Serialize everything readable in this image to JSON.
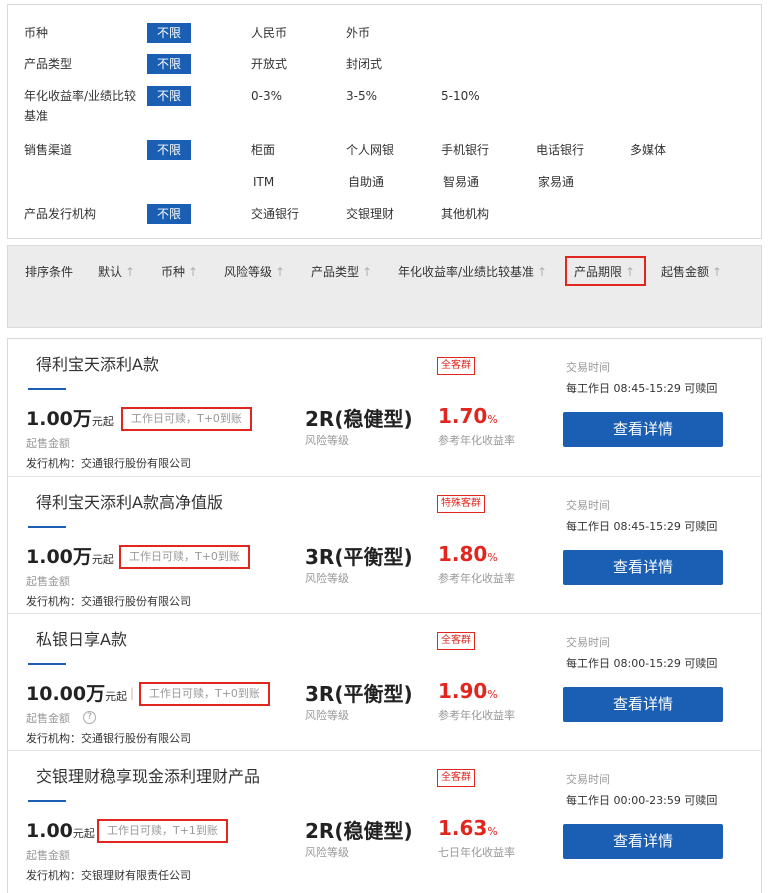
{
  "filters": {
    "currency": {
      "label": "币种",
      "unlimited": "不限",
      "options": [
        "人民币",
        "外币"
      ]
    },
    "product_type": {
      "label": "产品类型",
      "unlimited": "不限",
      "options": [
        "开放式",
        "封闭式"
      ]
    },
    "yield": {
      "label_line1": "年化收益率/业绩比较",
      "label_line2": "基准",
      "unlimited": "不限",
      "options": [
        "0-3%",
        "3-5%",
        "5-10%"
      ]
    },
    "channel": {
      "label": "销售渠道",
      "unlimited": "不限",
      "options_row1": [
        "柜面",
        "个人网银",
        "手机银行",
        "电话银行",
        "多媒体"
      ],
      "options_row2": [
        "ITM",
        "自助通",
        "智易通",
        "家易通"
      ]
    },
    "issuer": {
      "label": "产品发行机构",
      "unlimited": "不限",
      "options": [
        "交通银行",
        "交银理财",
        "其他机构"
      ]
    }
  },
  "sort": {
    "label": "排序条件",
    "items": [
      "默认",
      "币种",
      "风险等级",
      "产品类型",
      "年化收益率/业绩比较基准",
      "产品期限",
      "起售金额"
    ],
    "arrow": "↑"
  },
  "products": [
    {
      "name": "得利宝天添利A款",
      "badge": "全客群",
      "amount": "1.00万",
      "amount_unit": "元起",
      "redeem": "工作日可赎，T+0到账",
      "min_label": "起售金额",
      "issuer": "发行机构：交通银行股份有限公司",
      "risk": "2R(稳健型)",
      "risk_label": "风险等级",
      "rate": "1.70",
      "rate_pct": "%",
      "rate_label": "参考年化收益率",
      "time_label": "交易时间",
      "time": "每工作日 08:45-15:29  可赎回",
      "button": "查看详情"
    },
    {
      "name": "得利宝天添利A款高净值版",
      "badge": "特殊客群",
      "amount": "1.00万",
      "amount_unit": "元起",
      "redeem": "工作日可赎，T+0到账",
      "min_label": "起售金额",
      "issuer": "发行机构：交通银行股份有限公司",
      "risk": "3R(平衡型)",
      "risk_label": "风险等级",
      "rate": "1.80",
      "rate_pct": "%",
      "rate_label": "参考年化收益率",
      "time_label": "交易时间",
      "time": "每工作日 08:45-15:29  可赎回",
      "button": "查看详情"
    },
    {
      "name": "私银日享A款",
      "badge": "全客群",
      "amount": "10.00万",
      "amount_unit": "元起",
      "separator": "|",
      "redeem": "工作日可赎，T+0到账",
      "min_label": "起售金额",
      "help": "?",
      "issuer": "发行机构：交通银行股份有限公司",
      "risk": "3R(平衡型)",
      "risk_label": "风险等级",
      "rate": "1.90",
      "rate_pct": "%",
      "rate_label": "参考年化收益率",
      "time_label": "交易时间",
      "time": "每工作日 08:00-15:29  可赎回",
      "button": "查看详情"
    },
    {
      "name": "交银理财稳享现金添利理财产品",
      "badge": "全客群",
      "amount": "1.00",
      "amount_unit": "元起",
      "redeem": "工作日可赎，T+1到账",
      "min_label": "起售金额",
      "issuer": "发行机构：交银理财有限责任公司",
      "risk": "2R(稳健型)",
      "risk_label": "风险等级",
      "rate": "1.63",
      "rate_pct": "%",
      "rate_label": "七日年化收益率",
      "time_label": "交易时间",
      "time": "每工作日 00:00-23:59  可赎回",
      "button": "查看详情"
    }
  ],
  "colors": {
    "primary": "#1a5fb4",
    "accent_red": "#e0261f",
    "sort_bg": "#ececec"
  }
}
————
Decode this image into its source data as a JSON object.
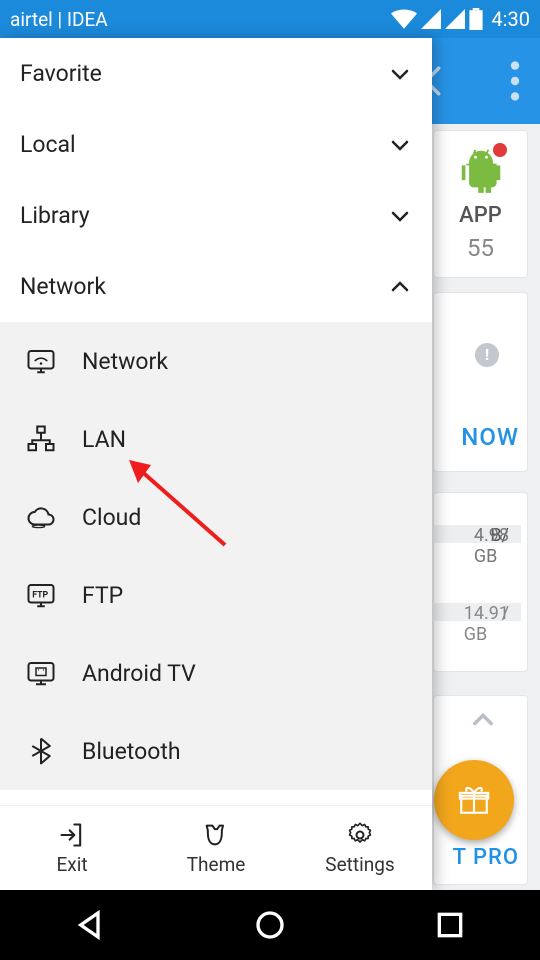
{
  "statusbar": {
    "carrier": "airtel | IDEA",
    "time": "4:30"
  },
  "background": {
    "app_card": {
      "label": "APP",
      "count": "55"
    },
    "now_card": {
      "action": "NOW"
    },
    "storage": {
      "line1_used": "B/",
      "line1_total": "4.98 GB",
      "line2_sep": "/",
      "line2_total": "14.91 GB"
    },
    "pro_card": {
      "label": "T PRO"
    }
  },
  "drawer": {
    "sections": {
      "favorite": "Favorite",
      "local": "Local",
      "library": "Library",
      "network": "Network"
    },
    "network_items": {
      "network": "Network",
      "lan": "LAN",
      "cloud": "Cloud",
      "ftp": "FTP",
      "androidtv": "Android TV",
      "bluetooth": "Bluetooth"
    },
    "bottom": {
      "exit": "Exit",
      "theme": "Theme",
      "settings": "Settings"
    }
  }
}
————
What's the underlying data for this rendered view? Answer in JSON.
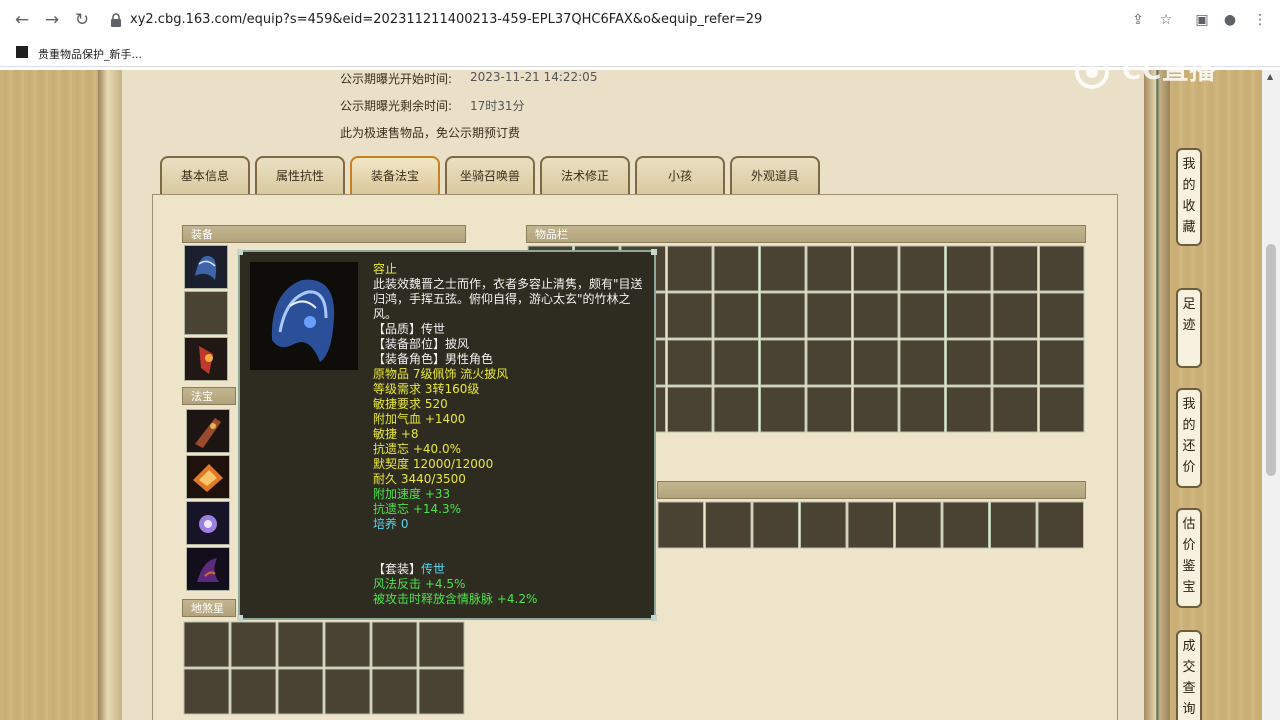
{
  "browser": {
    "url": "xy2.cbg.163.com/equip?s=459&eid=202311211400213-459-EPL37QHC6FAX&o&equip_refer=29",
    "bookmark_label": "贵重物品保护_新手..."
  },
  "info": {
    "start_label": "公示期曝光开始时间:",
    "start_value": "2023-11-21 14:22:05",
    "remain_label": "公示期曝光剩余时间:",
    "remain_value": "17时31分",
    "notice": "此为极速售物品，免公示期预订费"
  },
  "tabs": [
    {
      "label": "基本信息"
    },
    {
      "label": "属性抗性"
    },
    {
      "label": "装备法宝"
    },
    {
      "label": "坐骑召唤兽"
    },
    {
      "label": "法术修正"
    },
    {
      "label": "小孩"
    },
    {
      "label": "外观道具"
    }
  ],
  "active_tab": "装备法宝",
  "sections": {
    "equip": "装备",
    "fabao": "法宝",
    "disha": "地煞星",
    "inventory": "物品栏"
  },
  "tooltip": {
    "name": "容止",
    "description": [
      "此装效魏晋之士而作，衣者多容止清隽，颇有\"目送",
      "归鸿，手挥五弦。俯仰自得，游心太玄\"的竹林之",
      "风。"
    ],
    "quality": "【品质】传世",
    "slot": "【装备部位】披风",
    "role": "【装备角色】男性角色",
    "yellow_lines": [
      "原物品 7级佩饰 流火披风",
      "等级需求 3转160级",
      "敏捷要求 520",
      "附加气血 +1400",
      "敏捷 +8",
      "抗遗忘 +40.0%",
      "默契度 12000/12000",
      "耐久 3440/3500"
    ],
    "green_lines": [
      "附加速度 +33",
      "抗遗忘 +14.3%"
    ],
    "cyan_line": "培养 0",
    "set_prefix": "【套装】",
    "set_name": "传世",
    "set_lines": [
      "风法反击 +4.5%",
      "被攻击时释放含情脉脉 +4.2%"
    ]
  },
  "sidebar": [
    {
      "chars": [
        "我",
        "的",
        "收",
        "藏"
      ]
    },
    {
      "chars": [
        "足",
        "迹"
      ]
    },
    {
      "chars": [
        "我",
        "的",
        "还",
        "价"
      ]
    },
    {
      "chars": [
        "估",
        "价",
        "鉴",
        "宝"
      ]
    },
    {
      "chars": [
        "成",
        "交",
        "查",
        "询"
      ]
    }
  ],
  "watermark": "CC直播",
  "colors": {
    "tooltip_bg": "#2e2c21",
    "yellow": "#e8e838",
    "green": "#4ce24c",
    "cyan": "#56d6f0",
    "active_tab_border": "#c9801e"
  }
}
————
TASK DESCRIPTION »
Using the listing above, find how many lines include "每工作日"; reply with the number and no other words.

EXERCISE SOLUTION »
4